Source data.
————————
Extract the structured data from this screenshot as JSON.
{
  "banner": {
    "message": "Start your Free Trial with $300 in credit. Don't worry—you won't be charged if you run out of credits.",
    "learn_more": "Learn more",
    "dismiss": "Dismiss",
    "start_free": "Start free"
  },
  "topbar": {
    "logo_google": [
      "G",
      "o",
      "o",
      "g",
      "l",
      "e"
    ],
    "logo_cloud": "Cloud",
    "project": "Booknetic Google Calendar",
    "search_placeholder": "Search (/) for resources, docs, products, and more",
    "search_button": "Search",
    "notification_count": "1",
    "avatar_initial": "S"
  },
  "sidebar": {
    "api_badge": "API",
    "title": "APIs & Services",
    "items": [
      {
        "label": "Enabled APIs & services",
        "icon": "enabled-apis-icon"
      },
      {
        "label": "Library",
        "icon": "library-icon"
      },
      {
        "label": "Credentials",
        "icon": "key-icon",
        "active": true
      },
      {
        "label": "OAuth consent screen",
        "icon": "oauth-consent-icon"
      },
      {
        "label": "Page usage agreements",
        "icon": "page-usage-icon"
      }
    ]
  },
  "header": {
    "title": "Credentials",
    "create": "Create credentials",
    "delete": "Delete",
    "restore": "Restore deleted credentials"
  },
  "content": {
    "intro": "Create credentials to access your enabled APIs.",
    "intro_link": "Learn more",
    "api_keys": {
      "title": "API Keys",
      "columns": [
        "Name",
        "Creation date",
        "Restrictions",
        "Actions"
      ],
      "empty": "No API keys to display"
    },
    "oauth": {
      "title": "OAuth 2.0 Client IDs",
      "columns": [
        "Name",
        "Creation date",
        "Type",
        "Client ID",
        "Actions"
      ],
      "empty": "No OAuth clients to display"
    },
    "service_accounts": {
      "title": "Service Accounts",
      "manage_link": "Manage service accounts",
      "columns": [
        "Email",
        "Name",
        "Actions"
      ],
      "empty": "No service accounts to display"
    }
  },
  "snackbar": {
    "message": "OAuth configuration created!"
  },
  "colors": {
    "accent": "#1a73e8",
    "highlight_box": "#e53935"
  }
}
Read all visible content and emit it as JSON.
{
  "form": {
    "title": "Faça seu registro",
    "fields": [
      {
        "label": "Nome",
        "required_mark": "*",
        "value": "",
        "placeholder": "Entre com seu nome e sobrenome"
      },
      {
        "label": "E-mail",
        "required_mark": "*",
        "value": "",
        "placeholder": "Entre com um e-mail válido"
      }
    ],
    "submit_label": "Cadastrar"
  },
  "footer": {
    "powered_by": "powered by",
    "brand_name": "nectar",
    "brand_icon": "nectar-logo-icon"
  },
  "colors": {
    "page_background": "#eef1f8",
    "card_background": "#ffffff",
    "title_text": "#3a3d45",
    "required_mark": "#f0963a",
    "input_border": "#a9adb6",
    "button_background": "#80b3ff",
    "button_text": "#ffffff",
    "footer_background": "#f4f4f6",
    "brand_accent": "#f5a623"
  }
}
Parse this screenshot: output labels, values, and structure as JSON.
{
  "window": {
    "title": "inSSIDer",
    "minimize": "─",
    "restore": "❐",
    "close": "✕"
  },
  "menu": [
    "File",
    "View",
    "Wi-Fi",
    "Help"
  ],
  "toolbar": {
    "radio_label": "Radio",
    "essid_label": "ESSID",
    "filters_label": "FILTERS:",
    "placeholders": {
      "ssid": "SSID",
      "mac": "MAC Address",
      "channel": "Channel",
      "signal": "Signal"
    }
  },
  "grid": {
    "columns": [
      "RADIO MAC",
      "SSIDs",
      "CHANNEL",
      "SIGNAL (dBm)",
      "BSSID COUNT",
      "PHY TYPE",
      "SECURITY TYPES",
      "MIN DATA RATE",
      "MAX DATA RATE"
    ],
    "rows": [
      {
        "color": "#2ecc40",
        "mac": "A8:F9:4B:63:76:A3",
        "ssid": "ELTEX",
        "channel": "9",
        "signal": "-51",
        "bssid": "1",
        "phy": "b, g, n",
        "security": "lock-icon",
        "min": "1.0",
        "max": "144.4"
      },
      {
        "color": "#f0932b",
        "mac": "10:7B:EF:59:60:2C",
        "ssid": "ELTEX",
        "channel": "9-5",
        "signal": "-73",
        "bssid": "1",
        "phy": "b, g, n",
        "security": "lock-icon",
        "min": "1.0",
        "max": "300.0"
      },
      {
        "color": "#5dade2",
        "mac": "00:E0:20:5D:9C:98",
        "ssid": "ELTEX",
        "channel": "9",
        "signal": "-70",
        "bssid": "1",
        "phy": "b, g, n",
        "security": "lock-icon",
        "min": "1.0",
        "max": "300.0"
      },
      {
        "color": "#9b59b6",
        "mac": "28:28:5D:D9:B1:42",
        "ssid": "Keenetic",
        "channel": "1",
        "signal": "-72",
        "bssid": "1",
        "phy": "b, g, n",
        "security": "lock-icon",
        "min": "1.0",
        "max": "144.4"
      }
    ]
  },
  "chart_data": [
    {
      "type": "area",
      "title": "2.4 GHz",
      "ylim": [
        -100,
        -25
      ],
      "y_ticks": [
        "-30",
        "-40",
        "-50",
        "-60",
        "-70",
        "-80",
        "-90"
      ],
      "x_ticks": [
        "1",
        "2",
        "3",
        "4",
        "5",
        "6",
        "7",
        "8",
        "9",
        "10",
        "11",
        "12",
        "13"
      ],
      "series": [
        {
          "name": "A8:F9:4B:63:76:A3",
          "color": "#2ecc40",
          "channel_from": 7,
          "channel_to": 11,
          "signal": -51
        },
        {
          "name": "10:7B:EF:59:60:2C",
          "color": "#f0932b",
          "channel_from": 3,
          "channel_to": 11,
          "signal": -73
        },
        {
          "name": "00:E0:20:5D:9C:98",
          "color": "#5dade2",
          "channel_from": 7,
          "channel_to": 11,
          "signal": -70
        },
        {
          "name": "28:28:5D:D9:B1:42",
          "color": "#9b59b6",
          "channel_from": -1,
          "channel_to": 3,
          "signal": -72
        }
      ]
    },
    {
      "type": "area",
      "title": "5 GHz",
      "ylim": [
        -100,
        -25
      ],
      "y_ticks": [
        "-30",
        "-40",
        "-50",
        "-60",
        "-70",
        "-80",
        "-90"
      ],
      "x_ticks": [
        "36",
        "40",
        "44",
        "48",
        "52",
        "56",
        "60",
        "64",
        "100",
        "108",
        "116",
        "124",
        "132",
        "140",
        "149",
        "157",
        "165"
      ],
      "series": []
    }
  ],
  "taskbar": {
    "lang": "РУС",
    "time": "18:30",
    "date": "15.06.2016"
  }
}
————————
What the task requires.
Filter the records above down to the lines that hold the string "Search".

Answer section.
    "search_placeholder": "Search (/) for resources, docs, products, and more",
    "search_button": "Search",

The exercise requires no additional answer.